When it comes to the amount of banana you mash for your bread, try to stay as close to what your recipe calls for as you can. If your recipe calls for 3 large bananas (with an approximate cup-measure listed), and you add 3 ½ or even 4 medium bananas, it’s likely not the end of the world. However, if your recipe calls for 3 large bananas but you happen to have 5 or 6 overly ripe nanners sitting on your counter attracting fruit flies… I fully understand the temptation, but just don’t. Adding more bananas may deliver more moisture, but baking is an art of ratios. And when you add a load more moisture and sugar without adjusting anything else, you’re probably not going to end up with the results you’re hoping for.
Use the Correct Sized Loaf Pan

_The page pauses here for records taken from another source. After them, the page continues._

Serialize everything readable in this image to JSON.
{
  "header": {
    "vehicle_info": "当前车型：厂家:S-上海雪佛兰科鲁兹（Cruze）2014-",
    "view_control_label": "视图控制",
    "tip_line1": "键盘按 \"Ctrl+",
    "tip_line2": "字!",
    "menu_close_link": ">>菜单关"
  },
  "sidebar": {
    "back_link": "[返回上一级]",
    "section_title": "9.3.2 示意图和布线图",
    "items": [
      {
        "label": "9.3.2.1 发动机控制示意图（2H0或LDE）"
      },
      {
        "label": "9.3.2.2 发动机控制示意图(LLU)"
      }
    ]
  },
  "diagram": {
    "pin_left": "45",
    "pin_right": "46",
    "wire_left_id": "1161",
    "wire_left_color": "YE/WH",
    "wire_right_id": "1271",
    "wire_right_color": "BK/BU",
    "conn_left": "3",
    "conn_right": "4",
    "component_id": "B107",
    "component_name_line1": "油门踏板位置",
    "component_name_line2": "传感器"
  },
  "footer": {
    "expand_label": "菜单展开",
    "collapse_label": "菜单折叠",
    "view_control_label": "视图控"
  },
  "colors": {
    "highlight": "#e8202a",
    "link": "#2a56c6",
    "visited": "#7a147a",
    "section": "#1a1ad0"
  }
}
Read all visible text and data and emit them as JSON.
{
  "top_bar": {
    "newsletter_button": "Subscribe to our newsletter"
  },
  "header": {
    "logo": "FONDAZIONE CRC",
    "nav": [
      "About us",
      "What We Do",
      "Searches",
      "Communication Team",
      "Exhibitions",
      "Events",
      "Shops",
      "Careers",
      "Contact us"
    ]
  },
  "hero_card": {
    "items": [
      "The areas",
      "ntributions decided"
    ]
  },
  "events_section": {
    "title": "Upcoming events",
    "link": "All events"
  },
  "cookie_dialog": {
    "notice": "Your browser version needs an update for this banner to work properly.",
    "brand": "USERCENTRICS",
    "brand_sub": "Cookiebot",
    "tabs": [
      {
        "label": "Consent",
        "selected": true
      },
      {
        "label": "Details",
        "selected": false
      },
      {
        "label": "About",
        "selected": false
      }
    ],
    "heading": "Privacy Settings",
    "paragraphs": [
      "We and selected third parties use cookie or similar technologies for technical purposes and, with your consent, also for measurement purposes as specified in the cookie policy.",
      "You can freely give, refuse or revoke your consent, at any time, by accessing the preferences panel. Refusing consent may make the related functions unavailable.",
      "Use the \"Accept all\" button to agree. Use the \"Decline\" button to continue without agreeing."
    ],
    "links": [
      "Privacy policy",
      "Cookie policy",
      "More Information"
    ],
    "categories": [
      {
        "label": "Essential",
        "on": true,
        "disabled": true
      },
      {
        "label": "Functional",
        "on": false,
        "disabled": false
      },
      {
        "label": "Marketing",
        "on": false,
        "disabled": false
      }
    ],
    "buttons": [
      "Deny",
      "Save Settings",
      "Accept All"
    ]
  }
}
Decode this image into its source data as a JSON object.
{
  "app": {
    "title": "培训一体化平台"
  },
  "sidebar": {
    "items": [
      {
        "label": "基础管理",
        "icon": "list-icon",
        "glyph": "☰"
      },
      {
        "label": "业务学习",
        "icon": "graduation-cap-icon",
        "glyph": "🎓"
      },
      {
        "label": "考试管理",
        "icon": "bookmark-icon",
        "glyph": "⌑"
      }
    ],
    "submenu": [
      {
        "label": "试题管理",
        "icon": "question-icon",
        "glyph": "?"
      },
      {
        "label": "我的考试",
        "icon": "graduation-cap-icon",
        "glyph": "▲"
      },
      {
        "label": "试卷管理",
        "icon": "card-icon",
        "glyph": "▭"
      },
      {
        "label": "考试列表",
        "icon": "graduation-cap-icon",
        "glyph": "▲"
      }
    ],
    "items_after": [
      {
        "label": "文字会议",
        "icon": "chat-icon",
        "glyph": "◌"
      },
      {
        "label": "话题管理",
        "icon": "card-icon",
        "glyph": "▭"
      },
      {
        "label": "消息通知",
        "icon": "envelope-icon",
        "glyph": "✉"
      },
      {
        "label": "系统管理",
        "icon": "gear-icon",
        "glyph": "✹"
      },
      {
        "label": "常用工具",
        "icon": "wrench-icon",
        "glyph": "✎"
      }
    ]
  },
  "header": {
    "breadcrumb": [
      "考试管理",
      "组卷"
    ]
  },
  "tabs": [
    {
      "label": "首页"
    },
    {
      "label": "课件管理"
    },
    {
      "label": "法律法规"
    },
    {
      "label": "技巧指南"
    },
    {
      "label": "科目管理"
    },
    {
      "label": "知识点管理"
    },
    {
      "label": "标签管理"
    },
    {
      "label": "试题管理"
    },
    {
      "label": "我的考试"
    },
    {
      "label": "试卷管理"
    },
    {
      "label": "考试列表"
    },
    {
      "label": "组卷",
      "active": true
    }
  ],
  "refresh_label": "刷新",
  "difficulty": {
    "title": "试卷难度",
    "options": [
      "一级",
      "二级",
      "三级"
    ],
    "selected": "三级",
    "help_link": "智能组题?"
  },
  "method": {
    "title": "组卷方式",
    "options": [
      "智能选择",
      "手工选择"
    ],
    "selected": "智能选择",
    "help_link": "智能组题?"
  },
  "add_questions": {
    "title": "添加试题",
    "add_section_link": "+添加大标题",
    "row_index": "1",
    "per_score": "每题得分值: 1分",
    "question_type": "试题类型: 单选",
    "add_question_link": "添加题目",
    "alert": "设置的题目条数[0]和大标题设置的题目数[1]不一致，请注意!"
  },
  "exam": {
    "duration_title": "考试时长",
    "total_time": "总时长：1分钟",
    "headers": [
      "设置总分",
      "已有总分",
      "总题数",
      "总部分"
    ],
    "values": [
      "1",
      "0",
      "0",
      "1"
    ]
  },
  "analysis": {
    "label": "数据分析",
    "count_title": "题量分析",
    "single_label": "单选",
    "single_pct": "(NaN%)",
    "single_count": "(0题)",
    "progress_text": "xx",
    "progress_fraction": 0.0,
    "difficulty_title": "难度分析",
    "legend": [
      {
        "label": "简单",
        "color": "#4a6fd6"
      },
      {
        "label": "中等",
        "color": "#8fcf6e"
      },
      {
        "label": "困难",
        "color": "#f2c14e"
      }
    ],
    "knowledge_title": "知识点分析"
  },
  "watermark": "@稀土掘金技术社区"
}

Do you know what size your loaf pan is? For the longest time, I didn’t. And as it turns out, it was a 9 x 5 x 2 ½-inch pan, which is 15% larger than what’s generally considered the standard size for loaf pans in the U.S. (8 ½ x 4 ½ x 2 ½); thus, it was generally always larger than what was called for in many recipes. And I always wondered why my banana bread turned out flat and meh while the loaf in the recipe photo had a beautifully risen, domed top. If you’re not sure about yours, bust out the measuring tape.
Do Not Overbake
We’re not talking chocolate chip cookies here, and nobody wants an underdone center when it comes to banana bread. That said, you also really want to keep an eye on your loaf in the last little bit of its bake time so that you can pull that sucker out the minute it’s ready. (A few moist crumbs sticking to your skewer are fine; as long as there’s not liquid batter, you’re golden.)
One trick I’ve found particularly handy, having never been a person who’s felt inclined to calibrate a rental oven: If you know/even suspect your oven runs hot, bake the bread at a lower temp for a little longer. This will allow the bread to bake through without over-browning the top and sides.
How to Bake It Up a Notch
OK, now that you know how to make a superior loaf of basic banana bread, let’s take it next-level. There are plenty of delicious ways to customize a loaf of banana bread, but these days, the following effortless additions are my go-to route:
GET THE RECIPE: Turmeric Banana Bread with Golden Turmeric Butter
The earthiness of this powerhouse spice is honestly just so right paired with densely sweet banana and a little bit of fragrant cardamom. This combo lifts banana bread’s comfy-cozy factor to impressive new heights, it’s as simple as that.
Nothing fussy here, just a sprinkling of lightly toasted nuts to add a little crunch, nutty flavor (imagine that), and visual intrigue. Mixing up a glaze is pretty and all, but a little more effort than I’m usually willing to invest once a loaf of banana bread is out of the oven. A sprinkling of nuts baked into the surface of the loaf is the perfect topper as far as I see it. I opted for pine nuts as a nod to sfouf, a Middle Eastern turmeric cake that often features pine nuts, but you could use any nut you like. Chopped almonds, pistachios, or pecans would all be tasty.
Golden Turmeric Butter
This gloriously hued, spiced compound butter was a suggested addition made by one of our incredibly talented test kitchen chefs, Liz Mervosh, when the recipe was cross-tested. And it’s such a worthwhile accouterment. It’s not required, but if you’re serving your Turmeric Banana Bread for company or taking it to a brunch, the Golden Turmeric Butter is an easy way to take your next-level loaf to an even higher plane of existence. Your company will be blown away, and—savvy cook that you are—you probably made a double batch because you have the foresight to know people are gonna want to slather this stuff on everything.